Directions for this task:
Report, in full, each line of the material below in which the string "clientUpdateProhibited" occurs.

Records to use:

■ ■ ■

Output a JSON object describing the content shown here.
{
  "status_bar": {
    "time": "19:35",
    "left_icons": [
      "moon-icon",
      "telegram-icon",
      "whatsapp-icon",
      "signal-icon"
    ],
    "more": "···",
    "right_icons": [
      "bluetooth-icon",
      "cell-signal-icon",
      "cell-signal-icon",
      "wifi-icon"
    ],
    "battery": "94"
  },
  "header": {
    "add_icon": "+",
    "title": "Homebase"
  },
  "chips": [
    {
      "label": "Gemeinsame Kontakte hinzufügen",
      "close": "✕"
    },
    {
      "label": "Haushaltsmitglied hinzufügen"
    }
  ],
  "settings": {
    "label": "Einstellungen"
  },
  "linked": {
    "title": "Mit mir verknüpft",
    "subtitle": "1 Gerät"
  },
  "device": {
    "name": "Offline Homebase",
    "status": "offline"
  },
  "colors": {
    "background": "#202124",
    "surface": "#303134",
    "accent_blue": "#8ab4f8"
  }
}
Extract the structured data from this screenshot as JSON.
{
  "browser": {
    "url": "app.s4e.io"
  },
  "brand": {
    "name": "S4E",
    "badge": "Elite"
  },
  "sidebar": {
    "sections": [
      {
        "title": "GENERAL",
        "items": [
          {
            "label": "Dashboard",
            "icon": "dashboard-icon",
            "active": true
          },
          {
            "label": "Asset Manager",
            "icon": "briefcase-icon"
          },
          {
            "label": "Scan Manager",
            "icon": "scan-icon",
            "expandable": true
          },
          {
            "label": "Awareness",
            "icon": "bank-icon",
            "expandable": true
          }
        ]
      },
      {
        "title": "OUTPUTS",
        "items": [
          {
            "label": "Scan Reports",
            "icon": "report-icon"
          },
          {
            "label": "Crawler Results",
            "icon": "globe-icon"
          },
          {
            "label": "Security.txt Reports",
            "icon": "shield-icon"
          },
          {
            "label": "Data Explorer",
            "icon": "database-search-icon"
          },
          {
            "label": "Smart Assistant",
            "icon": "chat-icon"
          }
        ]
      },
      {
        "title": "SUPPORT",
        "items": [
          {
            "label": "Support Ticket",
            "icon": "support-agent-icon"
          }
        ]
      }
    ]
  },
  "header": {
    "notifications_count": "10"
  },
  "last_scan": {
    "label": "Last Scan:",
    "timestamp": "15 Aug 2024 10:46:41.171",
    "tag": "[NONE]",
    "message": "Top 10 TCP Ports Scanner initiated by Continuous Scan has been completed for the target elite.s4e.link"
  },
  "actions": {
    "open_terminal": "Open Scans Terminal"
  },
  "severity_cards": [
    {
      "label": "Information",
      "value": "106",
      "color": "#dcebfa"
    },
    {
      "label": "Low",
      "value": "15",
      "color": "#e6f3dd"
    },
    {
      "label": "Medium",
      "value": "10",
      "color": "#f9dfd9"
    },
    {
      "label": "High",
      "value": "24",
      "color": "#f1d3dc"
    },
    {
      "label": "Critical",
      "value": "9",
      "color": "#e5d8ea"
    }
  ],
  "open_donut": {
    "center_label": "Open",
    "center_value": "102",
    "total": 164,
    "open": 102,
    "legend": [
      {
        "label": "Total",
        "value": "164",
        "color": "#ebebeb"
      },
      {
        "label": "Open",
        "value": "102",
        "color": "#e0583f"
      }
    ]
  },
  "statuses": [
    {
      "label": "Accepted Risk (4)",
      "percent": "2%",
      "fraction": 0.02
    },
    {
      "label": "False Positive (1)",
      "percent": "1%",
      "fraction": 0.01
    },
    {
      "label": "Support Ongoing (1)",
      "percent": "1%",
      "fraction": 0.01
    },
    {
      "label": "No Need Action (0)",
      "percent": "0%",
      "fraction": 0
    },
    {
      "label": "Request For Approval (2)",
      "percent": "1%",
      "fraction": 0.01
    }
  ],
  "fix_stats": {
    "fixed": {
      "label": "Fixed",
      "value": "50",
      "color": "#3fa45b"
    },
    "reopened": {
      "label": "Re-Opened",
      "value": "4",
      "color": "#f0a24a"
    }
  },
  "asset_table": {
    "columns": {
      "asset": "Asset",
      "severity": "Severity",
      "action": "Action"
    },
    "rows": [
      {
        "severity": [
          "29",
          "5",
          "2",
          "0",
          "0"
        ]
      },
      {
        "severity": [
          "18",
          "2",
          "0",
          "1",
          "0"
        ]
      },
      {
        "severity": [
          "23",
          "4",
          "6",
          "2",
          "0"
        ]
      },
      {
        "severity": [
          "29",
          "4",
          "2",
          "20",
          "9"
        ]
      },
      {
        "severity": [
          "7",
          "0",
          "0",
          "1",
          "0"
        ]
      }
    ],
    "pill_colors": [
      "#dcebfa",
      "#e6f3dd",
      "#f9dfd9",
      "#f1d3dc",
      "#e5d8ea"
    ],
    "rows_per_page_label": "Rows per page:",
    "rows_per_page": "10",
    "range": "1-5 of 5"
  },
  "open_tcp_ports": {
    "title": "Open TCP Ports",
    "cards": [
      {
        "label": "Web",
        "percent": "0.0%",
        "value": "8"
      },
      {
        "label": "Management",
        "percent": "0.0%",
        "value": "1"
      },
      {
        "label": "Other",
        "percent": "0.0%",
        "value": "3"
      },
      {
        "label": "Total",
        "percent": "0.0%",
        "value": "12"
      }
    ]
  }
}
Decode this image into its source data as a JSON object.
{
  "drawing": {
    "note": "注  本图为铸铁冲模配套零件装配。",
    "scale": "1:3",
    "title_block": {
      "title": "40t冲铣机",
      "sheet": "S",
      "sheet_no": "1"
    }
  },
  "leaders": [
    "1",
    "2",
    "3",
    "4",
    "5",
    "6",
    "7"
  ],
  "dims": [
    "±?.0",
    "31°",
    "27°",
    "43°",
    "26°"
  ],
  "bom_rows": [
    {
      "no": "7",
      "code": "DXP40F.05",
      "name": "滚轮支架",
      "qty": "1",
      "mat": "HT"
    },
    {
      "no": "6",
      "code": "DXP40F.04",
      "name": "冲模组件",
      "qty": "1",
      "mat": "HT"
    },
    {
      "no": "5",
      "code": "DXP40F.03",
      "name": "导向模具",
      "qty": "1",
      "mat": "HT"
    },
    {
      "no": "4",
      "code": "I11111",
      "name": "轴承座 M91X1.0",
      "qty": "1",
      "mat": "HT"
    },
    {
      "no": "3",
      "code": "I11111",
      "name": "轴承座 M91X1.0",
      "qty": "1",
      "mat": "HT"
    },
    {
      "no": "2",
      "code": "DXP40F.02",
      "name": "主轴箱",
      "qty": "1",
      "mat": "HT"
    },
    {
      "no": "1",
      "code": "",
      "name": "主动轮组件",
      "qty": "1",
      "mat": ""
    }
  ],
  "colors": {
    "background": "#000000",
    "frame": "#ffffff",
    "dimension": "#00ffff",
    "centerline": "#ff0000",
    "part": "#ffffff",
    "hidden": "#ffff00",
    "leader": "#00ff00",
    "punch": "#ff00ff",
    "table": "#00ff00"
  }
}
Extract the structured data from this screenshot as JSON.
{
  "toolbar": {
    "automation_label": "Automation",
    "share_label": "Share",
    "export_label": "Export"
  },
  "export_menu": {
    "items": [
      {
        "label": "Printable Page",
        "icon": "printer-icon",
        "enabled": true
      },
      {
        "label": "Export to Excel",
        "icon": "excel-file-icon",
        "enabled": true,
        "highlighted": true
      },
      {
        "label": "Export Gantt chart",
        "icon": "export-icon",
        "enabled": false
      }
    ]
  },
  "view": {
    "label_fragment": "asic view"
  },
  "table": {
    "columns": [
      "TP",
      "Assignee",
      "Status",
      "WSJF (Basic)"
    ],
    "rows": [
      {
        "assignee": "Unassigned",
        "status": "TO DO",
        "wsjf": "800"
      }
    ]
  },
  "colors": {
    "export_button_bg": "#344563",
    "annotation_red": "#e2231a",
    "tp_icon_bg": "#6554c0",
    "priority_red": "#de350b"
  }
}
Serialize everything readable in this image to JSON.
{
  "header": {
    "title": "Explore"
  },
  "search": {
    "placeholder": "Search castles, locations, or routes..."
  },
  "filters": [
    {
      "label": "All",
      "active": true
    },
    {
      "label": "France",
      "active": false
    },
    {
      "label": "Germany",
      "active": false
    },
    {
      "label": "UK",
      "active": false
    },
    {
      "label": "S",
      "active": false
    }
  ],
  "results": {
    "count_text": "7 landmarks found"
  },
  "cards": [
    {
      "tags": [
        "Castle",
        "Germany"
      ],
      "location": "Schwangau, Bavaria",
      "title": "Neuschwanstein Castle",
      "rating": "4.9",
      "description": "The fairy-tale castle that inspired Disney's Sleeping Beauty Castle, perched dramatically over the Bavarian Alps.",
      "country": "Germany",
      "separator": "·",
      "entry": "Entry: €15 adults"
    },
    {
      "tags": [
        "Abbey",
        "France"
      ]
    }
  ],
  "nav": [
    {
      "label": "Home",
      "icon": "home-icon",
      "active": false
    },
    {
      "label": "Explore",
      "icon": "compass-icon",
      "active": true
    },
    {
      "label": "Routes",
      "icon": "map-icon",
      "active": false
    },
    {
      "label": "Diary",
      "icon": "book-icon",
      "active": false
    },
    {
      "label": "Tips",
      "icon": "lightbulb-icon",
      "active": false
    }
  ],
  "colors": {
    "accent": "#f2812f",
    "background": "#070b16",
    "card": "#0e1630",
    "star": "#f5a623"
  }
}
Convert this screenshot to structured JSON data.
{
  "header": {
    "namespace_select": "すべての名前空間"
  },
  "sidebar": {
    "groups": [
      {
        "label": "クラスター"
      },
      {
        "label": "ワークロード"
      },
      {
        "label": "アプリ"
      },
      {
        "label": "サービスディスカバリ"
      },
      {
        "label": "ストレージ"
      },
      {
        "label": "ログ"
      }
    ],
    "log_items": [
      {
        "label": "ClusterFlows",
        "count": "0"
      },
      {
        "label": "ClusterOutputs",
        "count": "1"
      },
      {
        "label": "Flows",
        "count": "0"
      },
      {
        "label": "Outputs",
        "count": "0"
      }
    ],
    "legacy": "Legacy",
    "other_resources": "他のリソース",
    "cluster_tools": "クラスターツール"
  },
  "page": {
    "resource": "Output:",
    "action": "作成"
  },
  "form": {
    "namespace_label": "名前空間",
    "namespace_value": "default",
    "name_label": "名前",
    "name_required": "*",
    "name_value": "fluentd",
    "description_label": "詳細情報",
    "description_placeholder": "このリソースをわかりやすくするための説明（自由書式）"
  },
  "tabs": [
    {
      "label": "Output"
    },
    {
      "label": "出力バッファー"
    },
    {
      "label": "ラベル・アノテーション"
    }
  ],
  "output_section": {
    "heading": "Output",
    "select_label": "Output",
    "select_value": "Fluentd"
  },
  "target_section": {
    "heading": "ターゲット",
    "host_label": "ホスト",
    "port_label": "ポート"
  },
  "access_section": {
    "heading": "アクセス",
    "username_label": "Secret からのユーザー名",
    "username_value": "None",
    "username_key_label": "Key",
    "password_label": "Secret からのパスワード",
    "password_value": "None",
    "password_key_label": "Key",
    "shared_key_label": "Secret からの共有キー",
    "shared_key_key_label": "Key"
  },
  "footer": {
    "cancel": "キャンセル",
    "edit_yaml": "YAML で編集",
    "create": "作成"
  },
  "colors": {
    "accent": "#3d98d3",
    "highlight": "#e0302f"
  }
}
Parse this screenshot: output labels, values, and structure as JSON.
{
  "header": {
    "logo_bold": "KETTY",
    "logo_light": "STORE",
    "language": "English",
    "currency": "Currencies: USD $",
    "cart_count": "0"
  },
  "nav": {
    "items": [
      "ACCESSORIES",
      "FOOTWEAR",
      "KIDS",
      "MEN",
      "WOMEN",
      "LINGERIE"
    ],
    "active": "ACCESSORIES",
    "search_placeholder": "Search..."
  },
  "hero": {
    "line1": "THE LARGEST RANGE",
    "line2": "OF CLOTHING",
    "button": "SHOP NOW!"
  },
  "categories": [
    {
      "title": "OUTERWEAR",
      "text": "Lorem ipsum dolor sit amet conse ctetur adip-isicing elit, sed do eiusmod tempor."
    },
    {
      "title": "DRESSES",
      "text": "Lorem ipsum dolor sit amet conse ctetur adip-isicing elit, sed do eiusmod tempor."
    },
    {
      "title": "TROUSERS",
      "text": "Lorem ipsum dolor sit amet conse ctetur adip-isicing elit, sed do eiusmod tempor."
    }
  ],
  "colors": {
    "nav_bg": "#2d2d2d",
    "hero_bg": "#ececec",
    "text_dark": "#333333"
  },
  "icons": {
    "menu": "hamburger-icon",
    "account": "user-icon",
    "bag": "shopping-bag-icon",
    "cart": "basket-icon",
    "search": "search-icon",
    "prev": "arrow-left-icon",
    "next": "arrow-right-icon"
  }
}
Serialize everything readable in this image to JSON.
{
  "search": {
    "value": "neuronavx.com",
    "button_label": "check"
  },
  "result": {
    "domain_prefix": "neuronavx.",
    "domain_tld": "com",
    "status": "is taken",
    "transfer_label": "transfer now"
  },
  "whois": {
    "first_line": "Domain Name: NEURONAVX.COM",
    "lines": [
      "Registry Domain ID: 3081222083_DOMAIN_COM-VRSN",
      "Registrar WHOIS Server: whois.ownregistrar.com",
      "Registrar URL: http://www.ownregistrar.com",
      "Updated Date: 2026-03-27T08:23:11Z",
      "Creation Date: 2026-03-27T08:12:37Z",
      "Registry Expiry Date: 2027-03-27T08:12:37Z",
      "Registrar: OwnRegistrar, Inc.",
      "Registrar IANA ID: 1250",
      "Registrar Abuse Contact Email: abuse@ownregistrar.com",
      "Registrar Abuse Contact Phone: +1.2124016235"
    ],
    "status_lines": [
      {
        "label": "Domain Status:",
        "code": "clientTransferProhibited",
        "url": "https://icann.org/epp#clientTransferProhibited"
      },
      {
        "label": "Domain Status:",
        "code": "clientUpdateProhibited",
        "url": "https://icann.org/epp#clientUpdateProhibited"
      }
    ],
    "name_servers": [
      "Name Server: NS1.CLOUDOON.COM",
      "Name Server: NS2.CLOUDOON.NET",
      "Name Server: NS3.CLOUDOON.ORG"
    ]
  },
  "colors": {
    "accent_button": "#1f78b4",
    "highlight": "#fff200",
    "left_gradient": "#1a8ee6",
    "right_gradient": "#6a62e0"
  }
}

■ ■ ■

Expected answer:
        "code": "clientUpdateProhibited",
        "url": "https://icann.org/epp#clientUpdateProhibited"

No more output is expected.